* [Material provided]
*** Block opens ***
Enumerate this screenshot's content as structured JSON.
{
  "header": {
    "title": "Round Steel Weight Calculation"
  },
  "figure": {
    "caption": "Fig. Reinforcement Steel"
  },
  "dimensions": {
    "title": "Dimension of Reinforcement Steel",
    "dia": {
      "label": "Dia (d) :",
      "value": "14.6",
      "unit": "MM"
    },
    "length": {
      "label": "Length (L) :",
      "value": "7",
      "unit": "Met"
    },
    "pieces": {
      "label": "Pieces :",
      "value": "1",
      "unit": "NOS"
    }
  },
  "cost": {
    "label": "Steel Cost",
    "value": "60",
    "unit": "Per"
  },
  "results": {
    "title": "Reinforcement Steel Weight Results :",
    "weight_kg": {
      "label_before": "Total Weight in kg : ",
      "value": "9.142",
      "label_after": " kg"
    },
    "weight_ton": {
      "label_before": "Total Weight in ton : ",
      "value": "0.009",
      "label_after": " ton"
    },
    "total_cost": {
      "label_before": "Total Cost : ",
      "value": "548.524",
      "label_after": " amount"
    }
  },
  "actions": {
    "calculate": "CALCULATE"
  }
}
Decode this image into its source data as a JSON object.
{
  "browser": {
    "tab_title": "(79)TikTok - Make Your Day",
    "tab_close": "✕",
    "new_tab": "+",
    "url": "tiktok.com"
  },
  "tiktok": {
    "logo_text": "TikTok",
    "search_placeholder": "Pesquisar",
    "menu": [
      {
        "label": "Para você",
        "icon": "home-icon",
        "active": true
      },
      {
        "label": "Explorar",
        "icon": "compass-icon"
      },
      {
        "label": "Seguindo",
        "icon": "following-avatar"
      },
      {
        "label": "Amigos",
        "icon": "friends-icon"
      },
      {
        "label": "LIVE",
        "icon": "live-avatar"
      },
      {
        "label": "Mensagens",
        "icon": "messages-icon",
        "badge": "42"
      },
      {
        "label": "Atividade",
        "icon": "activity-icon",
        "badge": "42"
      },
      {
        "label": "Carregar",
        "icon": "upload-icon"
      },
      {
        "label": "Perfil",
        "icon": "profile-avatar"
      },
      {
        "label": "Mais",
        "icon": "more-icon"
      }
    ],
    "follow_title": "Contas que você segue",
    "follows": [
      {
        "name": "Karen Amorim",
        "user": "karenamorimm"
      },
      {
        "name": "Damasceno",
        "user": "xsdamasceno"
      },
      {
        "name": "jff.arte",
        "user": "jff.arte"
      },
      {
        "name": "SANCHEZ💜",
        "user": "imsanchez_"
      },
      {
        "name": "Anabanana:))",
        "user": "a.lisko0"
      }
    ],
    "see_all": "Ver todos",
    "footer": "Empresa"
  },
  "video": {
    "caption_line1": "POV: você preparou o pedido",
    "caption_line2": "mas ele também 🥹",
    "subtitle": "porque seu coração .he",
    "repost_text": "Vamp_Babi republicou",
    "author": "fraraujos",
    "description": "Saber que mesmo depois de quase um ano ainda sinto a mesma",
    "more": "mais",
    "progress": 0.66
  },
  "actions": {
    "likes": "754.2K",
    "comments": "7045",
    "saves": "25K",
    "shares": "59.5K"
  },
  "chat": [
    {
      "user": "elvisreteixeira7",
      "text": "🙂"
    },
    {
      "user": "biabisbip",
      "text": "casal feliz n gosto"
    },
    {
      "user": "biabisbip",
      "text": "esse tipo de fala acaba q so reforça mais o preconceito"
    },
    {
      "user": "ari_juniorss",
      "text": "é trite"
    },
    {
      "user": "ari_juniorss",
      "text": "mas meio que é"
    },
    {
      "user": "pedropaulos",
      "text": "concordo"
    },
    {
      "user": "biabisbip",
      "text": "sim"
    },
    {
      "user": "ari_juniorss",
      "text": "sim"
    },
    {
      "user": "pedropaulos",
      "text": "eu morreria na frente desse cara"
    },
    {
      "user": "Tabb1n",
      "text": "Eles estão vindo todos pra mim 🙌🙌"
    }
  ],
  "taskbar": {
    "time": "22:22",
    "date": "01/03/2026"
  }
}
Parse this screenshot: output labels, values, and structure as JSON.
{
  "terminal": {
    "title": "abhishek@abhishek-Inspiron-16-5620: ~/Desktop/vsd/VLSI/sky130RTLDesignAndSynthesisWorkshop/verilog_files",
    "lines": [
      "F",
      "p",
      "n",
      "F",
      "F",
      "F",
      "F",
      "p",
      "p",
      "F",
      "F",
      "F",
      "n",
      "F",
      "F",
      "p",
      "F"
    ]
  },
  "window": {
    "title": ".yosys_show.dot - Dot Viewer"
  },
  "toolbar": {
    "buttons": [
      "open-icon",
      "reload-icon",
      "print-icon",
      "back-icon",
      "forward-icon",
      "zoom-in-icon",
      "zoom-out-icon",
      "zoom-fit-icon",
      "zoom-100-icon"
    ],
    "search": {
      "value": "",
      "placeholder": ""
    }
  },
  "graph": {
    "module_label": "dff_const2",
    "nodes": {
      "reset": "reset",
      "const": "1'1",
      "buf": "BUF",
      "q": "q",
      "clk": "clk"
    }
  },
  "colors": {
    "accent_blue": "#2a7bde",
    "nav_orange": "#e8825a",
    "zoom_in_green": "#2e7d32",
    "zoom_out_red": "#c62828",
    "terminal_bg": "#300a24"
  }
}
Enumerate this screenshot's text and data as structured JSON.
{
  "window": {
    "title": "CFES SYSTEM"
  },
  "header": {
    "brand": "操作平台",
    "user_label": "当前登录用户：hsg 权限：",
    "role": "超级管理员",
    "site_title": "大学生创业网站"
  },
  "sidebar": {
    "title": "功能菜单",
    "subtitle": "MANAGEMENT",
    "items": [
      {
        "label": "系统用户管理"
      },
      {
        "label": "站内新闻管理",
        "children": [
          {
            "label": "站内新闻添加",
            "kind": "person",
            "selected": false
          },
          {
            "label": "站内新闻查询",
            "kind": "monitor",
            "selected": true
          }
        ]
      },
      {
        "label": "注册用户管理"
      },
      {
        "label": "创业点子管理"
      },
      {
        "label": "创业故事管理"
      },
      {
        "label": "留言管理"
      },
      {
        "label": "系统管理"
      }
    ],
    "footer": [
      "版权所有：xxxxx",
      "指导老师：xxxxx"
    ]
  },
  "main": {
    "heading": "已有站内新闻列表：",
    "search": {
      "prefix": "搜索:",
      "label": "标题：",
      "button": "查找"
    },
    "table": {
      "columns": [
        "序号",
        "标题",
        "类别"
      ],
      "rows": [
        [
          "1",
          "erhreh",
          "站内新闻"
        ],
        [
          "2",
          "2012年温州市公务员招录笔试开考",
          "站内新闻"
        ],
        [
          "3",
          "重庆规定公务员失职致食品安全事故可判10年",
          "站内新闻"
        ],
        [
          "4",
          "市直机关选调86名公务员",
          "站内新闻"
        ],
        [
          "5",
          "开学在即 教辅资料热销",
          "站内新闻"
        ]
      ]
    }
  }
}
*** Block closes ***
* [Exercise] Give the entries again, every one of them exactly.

* [Exercise response]
Enumerate this screenshot's content as structured JSON.
{
  "header": {
    "title": "Round Steel Weight Calculation"
  },
  "figure": {
    "caption": "Fig. Reinforcement Steel"
  },
  "dimensions": {
    "title": "Dimension of Reinforcement Steel",
    "dia": {
      "label": "Dia (d) :",
      "value": "14.6",
      "unit": "MM"
    },
    "length": {
      "label": "Length (L) :",
      "value": "7",
      "unit": "Met"
    },
    "pieces": {
      "label": "Pieces :",
      "value": "1",
      "unit": "NOS"
    }
  },
  "cost": {
    "label": "Steel Cost",
    "value": "60",
    "unit": "Per"
  },
  "results": {
    "title": "Reinforcement Steel Weight Results :",
    "weight_kg": {
      "label_before": "Total Weight in kg : ",
      "value": "9.142",
      "label_after": " kg"
    },
    "weight_ton": {
      "label_before": "Total Weight in ton : ",
      "value": "0.009",
      "label_after": " ton"
    },
    "total_cost": {
      "label_before": "Total Cost : ",
      "value": "548.524",
      "label_after": " amount"
    }
  },
  "actions": {
    "calculate": "CALCULATE"
  }
}
Decode this image into its source data as a JSON object.
{
  "browser": {
    "tab_title": "(79)TikTok - Make Your Day",
    "tab_close": "✕",
    "new_tab": "+",
    "url": "tiktok.com"
  },
  "tiktok": {
    "logo_text": "TikTok",
    "search_placeholder": "Pesquisar",
    "menu": [
      {
        "label": "Para você",
        "icon": "home-icon",
        "active": true
      },
      {
        "label": "Explorar",
        "icon": "compass-icon"
      },
      {
        "label": "Seguindo",
        "icon": "following-avatar"
      },
      {
        "label": "Amigos",
        "icon": "friends-icon"
      },
      {
        "label": "LIVE",
        "icon": "live-avatar"
      },
      {
        "label": "Mensagens",
        "icon": "messages-icon",
        "badge": "42"
      },
      {
        "label": "Atividade",
        "icon": "activity-icon",
        "badge": "42"
      },
      {
        "label": "Carregar",
        "icon": "upload-icon"
      },
      {
        "label": "Perfil",
        "icon": "profile-avatar"
      },
      {
        "label": "Mais",
        "icon": "more-icon"
      }
    ],
    "follow_title": "Contas que você segue",
    "follows": [
      {
        "name": "Karen Amorim",
        "user": "karenamorimm"
      },
      {
        "name": "Damasceno",
        "user": "xsdamasceno"
      },
      {
        "name": "jff.arte",
        "user": "jff.arte"
      },
      {
        "name": "SANCHEZ💜",
        "user": "imsanchez_"
      },
      {
        "name": "Anabanana:))",
        "user": "a.lisko0"
      }
    ],
    "see_all": "Ver todos",
    "footer": "Empresa"
  },
  "video": {
    "caption_line1": "POV: você preparou o pedido",
    "caption_line2": "mas ele também 🥹",
    "subtitle": "porque seu coração .he",
    "repost_text": "Vamp_Babi republicou",
    "author": "fraraujos",
    "description": "Saber que mesmo depois de quase um ano ainda sinto a mesma",
    "more": "mais",
    "progress": 0.66
  },
  "actions": {
    "likes": "754.2K",
    "comments": "7045",
    "saves": "25K",
    "shares": "59.5K"
  },
  "chat": [
    {
      "user": "elvisreteixeira7",
      "text": "🙂"
    },
    {
      "user": "biabisbip",
      "text": "casal feliz n gosto"
    },
    {
      "user": "biabisbip",
      "text": "esse tipo de fala acaba q so reforça mais o preconceito"
    },
    {
      "user": "ari_juniorss",
      "text": "é trite"
    },
    {
      "user": "ari_juniorss",
      "text": "mas meio que é"
    },
    {
      "user": "pedropaulos",
      "text": "concordo"
    },
    {
      "user": "biabisbip",
      "text": "sim"
    },
    {
      "user": "ari_juniorss",
      "text": "sim"
    },
    {
      "user": "pedropaulos",
      "text": "eu morreria na frente desse cara"
    },
    {
      "user": "Tabb1n",
      "text": "Eles estão vindo todos pra mim 🙌🙌"
    }
  ],
  "taskbar": {
    "time": "22:22",
    "date": "01/03/2026"
  }
}
Parse this screenshot: output labels, values, and structure as JSON.
{
  "terminal": {
    "title": "abhishek@abhishek-Inspiron-16-5620: ~/Desktop/vsd/VLSI/sky130RTLDesignAndSynthesisWorkshop/verilog_files",
    "lines": [
      "F",
      "p",
      "n",
      "F",
      "F",
      "F",
      "F",
      "p",
      "p",
      "F",
      "F",
      "F",
      "n",
      "F",
      "F",
      "p",
      "F"
    ]
  },
  "window": {
    "title": ".yosys_show.dot - Dot Viewer"
  },
  "toolbar": {
    "buttons": [
      "open-icon",
      "reload-icon",
      "print-icon",
      "back-icon",
      "forward-icon",
      "zoom-in-icon",
      "zoom-out-icon",
      "zoom-fit-icon",
      "zoom-100-icon"
    ],
    "search": {
      "value": "",
      "placeholder": ""
    }
  },
  "graph": {
    "module_label": "dff_const2",
    "nodes": {
      "reset": "reset",
      "const": "1'1",
      "buf": "BUF",
      "q": "q",
      "clk": "clk"
    }
  },
  "colors": {
    "accent_blue": "#2a7bde",
    "nav_orange": "#e8825a",
    "zoom_in_green": "#2e7d32",
    "zoom_out_red": "#c62828",
    "terminal_bg": "#300a24"
  }
}
Enumerate this screenshot's text and data as structured JSON.
{
  "window": {
    "title": "CFES SYSTEM"
  },
  "header": {
    "brand": "操作平台",
    "user_label": "当前登录用户：hsg 权限：",
    "role": "超级管理员",
    "site_title": "大学生创业网站"
  },
  "sidebar": {
    "title": "功能菜单",
    "subtitle": "MANAGEMENT",
    "items": [
      {
        "label": "系统用户管理"
      },
      {
        "label": "站内新闻管理",
        "children": [
          {
            "label": "站内新闻添加",
            "kind": "person",
            "selected": false
          },
          {
            "label": "站内新闻查询",
            "kind": "monitor",
            "selected": true
          }
        ]
      },
      {
        "label": "注册用户管理"
      },
      {
        "label": "创业点子管理"
      },
      {
        "label": "创业故事管理"
      },
      {
        "label": "留言管理"
      },
      {
        "label": "系统管理"
      }
    ],
    "footer": [
      "版权所有：xxxxx",
      "指导老师：xxxxx"
    ]
  },
  "main": {
    "heading": "已有站内新闻列表：",
    "search": {
      "prefix": "搜索:",
      "label": "标题：",
      "button": "查找"
    },
    "table": {
      "columns": [
        "序号",
        "标题",
        "类别"
      ],
      "rows": [
        [
          "1",
          "erhreh",
          "站内新闻"
        ],
        [
          "2",
          "2012年温州市公务员招录笔试开考",
          "站内新闻"
        ],
        [
          "3",
          "重庆规定公务员失职致食品安全事故可判10年",
          "站内新闻"
        ],
        [
          "4",
          "市直机关选调86名公务员",
          "站内新闻"
        ],
        [
          "5",
          "开学在即 教辅资料热销",
          "站内新闻"
        ]
      ]
    }
  }
}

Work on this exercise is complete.